An Excursion to Arcot.--Railroads in Hindostan.--Appearance of the Country.--The Homage of Flowers.--Cauverypak.--The Native System of Cultivation.--Visit to a Bramin.--Schools.--A Car of Juggernaut.--The Dutch Reformed Mission.--Back to Madras.--The Portuguese Settlement.--Gindy Park.--A Diamond Merchant.-- Lord and Lady Napier.--The Normal School.
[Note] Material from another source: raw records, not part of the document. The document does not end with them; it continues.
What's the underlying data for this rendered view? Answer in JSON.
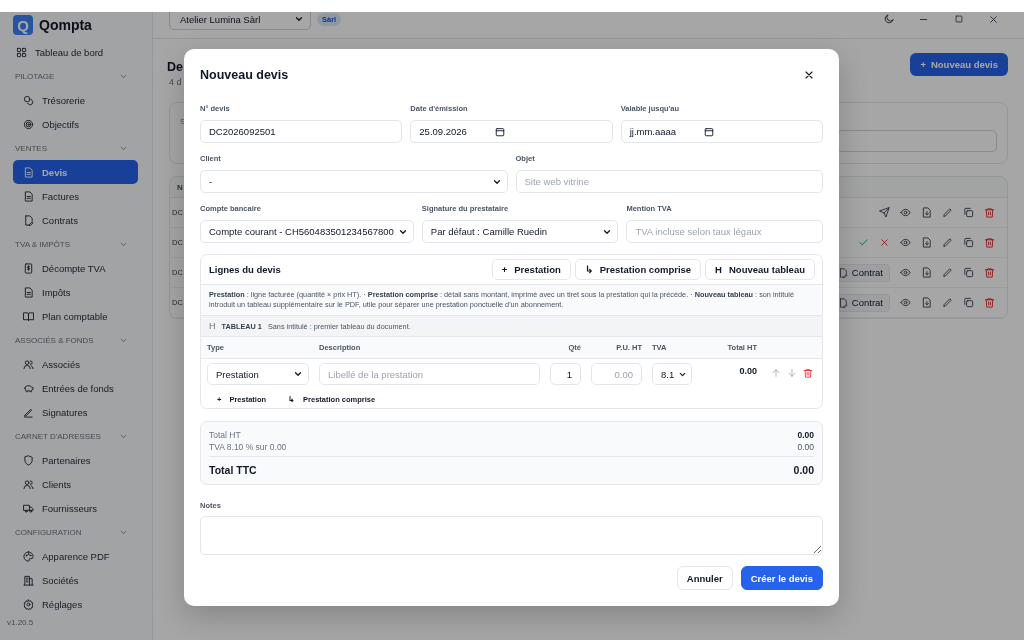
{
  "sidebar": {
    "brand": {
      "logo": "Q",
      "name": "Qompta"
    },
    "top_item": {
      "label": "Tableau de bord",
      "selected": false
    },
    "sections": [
      {
        "title": "PILOTAGE",
        "expanded": true,
        "items": [
          {
            "label": "Trésorerie",
            "selected": false
          },
          {
            "label": "Objectifs",
            "selected": false
          }
        ]
      },
      {
        "title": "VENTES",
        "expanded": true,
        "items": [
          {
            "label": "Devis",
            "selected": true
          },
          {
            "label": "Factures",
            "selected": false
          },
          {
            "label": "Contrats",
            "selected": false
          }
        ]
      },
      {
        "title": "TVA & IMPÔTS",
        "expanded": true,
        "items": [
          {
            "label": "Décompte TVA",
            "selected": false
          },
          {
            "label": "Impôts",
            "selected": false
          },
          {
            "label": "Plan comptable",
            "selected": false
          }
        ]
      },
      {
        "title": "ASSOCIÉS & FONDS",
        "expanded": true,
        "items": [
          {
            "label": "Associés",
            "selected": false
          },
          {
            "label": "Entrées de fonds",
            "selected": false
          },
          {
            "label": "Signatures",
            "selected": false
          }
        ]
      },
      {
        "title": "CARNET D'ADRESSES",
        "expanded": true,
        "items": [
          {
            "label": "Partenaires",
            "selected": false
          },
          {
            "label": "Clients",
            "selected": false
          },
          {
            "label": "Fournisseurs",
            "selected": false
          }
        ]
      },
      {
        "title": "CONFIGURATION",
        "expanded": true,
        "items": [
          {
            "label": "Apparence PDF",
            "selected": false
          },
          {
            "label": "Sociétés",
            "selected": false
          },
          {
            "label": "Réglages",
            "selected": false
          }
        ]
      }
    ],
    "version": "v1.20.5"
  },
  "topbar": {
    "company": "Atelier Lumina Sàrl",
    "company_badge": "Sàrl"
  },
  "page": {
    "title": "De",
    "subtitle": "4 d",
    "new_button": {
      "icon": "+",
      "label": "Nouveau devis"
    },
    "search_label": "S",
    "table": {
      "header": "N",
      "rows": [
        {
          "cell": "DC",
          "actions": [
            {
              "kind": "send"
            },
            {
              "kind": "view"
            },
            {
              "kind": "pdf"
            },
            {
              "kind": "edit"
            },
            {
              "kind": "copy"
            },
            {
              "kind": "delete"
            }
          ]
        },
        {
          "cell": "DC",
          "actions": [
            {
              "kind": "accept"
            },
            {
              "kind": "reject"
            },
            {
              "kind": "view"
            },
            {
              "kind": "pdf"
            },
            {
              "kind": "edit"
            },
            {
              "kind": "copy"
            },
            {
              "kind": "delete"
            }
          ]
        },
        {
          "cell": "DC",
          "contract_button": "Contrat",
          "actions": [
            {
              "kind": "view"
            },
            {
              "kind": "pdf"
            },
            {
              "kind": "edit"
            },
            {
              "kind": "copy"
            },
            {
              "kind": "delete"
            }
          ]
        },
        {
          "cell": "DC",
          "contract_button": "Contrat",
          "actions": [
            {
              "kind": "view"
            },
            {
              "kind": "pdf"
            },
            {
              "kind": "edit"
            },
            {
              "kind": "copy"
            },
            {
              "kind": "delete"
            }
          ]
        }
      ]
    }
  },
  "dialog": {
    "title": "Nouveau devis",
    "field_rows": [
      [
        {
          "label": "N° devis",
          "kind": "text",
          "value": "DC2026092501"
        },
        {
          "label": "Date d'émission",
          "kind": "date",
          "value": "25.09.2026"
        },
        {
          "label": "Valable jusqu'au",
          "kind": "date",
          "placeholder": "jj.mm.aaaa"
        }
      ],
      [
        {
          "label": "Client",
          "kind": "select",
          "value": "-"
        },
        {
          "label": "Objet",
          "kind": "text",
          "placeholder": "Site web vitrine"
        }
      ],
      [
        {
          "label": "Compte bancaire",
          "kind": "select",
          "value": "Compte courant - CH560483501234567800"
        },
        {
          "label": "Signature du prestataire",
          "kind": "select",
          "value": "Par défaut : Camille Ruedin"
        },
        {
          "label": "Mention TVA",
          "kind": "text",
          "placeholder": "TVA incluse selon taux légaux"
        }
      ]
    ],
    "lines": {
      "title": "Lignes du devis",
      "buttons": [
        {
          "icon": "+",
          "label": "Prestation"
        },
        {
          "icon": "↳",
          "label": "Prestation comprise"
        },
        {
          "icon": "H",
          "label": "Nouveau tableau"
        }
      ],
      "help": "**Prestation** : ligne facturée (quantité × prix HT). · **Prestation comprise** : détail sans montant, imprimé avec un tiret sous la prestation qui la précède. · **Nouveau tableau** : son intitulé introduit un tableau supplémentaire sur le PDF, utile pour séparer une prestation ponctuelle d'un abonnement.",
      "table_header": {
        "icon": "H",
        "name": "TABLEAU 1",
        "caption": "Sans intitulé : premier tableau du document."
      },
      "columns": [
        "Type",
        "Description",
        "Qté",
        "P.U. HT",
        "TVA",
        "Total HT"
      ],
      "rows": [
        {
          "type": "Prestation",
          "description_placeholder": "Libellé de la prestation",
          "quantity": "1",
          "unit_price_placeholder": "0.00",
          "vat": "8.1",
          "total": "0.00"
        }
      ],
      "add_buttons": [
        {
          "icon": "+",
          "label": "Prestation"
        },
        {
          "icon": "↳",
          "label": "Prestation comprise"
        }
      ]
    },
    "totals": [
      {
        "kind": "subtotal",
        "label": "Total HT",
        "value": "0.00"
      },
      {
        "kind": "tax",
        "label": "TVA 8.10 % sur 0.00",
        "value": "0.00"
      },
      {
        "kind": "grand",
        "label": "Total TTC",
        "value": "0.00"
      }
    ],
    "notes": {
      "label": "Notes"
    },
    "footer_buttons": [
      {
        "kind": "secondary",
        "label": "Annuler"
      },
      {
        "kind": "primary",
        "label": "Créer le devis"
      }
    ]
  }
}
February 20th.--We left Madras on the 18th, with Lord Napier, in a special train. Arcot, the capital of the famous province of that name, is seventy miles distant from Madras. A renewal of railroad travel, after an interval of six months, in which we had come half-way around the globe, was exhilarating. The road, the engine, and the cars, are of European construction, and even the coal is imported from Wales. The gauge, five feet eight, is uniform in India; but the Government, on considerations of economy, has concluded to contract it to the very narrow one recently proposed in Europe. There are three classes of passengers, the third the cheapest and most numerous. The soil of the region through which we passed is light; the rocks, granite. The landscape wears a dull, yellowish color, although there is no want of palm and cactus. We seemed to be travelling alternately through sandy fields or meadows covered with stagnant water. We soon learned, however, that these pools are artificial reservoirs for irrigation. In some places, the prevailing sterile aspect is relieved by fields of growing rice. The peasantry dress chiefly in white. The herds of very small cattle are more numerous than we expected to find in a country where